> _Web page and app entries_
'''

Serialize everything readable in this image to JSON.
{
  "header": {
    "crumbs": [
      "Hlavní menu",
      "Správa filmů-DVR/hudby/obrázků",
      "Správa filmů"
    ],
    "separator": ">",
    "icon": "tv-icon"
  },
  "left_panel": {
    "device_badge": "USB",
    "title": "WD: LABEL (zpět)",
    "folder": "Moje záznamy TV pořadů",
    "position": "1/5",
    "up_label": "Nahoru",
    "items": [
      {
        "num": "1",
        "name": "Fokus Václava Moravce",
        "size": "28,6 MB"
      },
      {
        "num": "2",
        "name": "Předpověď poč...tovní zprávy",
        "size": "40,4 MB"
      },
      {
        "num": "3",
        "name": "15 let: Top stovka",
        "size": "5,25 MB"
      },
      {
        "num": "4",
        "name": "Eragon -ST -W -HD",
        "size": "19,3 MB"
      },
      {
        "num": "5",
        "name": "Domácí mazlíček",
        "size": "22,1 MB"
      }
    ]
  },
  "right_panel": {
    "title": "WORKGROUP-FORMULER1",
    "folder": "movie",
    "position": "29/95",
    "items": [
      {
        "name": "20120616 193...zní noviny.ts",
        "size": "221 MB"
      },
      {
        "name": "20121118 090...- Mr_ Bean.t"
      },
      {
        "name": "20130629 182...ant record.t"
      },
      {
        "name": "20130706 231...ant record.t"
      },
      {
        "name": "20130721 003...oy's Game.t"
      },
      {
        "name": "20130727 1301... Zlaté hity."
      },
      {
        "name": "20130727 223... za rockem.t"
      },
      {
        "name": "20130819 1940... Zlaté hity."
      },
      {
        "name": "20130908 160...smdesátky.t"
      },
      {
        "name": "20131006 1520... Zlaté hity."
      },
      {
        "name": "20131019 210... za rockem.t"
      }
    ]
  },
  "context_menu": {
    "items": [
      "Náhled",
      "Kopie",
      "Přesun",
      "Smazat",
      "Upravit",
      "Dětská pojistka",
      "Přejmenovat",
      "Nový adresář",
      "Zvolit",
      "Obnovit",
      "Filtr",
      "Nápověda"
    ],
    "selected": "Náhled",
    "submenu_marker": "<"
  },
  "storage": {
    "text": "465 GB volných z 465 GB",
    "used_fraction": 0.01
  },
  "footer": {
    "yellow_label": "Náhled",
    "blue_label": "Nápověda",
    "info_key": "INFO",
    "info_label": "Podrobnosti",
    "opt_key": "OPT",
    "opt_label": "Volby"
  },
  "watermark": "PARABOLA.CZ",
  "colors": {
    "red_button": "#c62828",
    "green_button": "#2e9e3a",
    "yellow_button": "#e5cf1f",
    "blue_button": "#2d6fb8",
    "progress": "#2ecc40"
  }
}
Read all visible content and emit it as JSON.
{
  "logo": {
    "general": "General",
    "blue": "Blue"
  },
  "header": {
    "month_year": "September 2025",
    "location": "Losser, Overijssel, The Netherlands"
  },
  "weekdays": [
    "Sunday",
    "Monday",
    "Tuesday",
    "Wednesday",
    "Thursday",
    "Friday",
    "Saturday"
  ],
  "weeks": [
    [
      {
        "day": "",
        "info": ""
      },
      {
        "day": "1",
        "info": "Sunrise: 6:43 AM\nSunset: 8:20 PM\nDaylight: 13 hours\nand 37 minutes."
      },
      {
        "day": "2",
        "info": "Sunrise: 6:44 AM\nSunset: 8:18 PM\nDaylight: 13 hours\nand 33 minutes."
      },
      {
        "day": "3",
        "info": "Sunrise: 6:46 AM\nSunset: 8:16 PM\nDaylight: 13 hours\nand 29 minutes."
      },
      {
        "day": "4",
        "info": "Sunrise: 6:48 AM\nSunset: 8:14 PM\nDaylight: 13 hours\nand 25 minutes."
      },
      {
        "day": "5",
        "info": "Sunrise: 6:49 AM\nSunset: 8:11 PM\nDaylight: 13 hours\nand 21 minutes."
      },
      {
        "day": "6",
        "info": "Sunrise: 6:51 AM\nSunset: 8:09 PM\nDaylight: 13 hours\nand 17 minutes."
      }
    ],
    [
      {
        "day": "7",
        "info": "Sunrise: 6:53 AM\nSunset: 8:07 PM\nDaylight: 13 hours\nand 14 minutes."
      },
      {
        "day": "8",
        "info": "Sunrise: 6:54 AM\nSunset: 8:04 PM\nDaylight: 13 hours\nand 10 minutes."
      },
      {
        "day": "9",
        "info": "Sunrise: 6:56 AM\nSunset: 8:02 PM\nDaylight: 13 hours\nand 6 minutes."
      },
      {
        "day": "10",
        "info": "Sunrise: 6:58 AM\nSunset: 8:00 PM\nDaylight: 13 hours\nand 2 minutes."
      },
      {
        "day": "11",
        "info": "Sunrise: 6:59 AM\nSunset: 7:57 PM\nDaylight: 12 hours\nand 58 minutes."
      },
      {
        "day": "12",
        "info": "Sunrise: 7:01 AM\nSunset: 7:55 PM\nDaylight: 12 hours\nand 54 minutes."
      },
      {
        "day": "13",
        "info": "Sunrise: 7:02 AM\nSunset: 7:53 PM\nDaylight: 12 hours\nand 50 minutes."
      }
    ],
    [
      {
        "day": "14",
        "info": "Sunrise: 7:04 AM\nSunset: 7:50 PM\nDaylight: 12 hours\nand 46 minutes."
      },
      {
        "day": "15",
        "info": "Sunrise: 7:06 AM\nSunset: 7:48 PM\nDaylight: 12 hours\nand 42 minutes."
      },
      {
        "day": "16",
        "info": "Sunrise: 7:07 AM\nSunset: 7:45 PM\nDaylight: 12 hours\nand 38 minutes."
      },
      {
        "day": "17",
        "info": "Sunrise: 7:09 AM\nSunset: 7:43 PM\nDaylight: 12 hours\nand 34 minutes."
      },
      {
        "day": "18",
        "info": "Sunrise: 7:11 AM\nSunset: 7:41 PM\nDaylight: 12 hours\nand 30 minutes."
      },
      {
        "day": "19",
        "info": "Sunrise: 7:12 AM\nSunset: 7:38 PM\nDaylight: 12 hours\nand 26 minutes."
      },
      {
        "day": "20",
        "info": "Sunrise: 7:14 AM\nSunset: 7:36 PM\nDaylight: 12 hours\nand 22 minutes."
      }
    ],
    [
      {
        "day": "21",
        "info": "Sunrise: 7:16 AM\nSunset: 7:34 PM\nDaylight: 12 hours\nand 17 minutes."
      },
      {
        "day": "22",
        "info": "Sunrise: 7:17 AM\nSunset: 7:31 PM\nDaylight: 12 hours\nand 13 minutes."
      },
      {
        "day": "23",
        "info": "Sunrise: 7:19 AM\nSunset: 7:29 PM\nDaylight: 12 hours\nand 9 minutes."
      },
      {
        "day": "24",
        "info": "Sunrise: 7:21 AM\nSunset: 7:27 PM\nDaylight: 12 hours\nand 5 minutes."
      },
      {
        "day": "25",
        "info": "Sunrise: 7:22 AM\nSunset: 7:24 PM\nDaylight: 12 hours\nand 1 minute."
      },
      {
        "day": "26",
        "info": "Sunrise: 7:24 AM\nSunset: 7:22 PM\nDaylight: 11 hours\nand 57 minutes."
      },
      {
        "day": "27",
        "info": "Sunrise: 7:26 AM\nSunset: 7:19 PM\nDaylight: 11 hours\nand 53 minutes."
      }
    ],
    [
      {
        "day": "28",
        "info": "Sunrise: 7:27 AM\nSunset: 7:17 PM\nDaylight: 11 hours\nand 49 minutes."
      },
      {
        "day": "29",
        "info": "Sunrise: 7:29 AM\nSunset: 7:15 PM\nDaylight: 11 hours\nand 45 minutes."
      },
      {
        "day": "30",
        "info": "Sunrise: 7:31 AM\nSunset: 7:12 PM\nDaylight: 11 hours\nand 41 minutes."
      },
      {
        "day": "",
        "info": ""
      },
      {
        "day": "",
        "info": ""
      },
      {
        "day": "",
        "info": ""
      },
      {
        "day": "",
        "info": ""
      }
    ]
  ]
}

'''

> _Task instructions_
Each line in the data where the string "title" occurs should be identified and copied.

> _Exercise result_
    "title": "WD: LABEL (zpět)",
    "title": "WORKGROUP-FORMULER1",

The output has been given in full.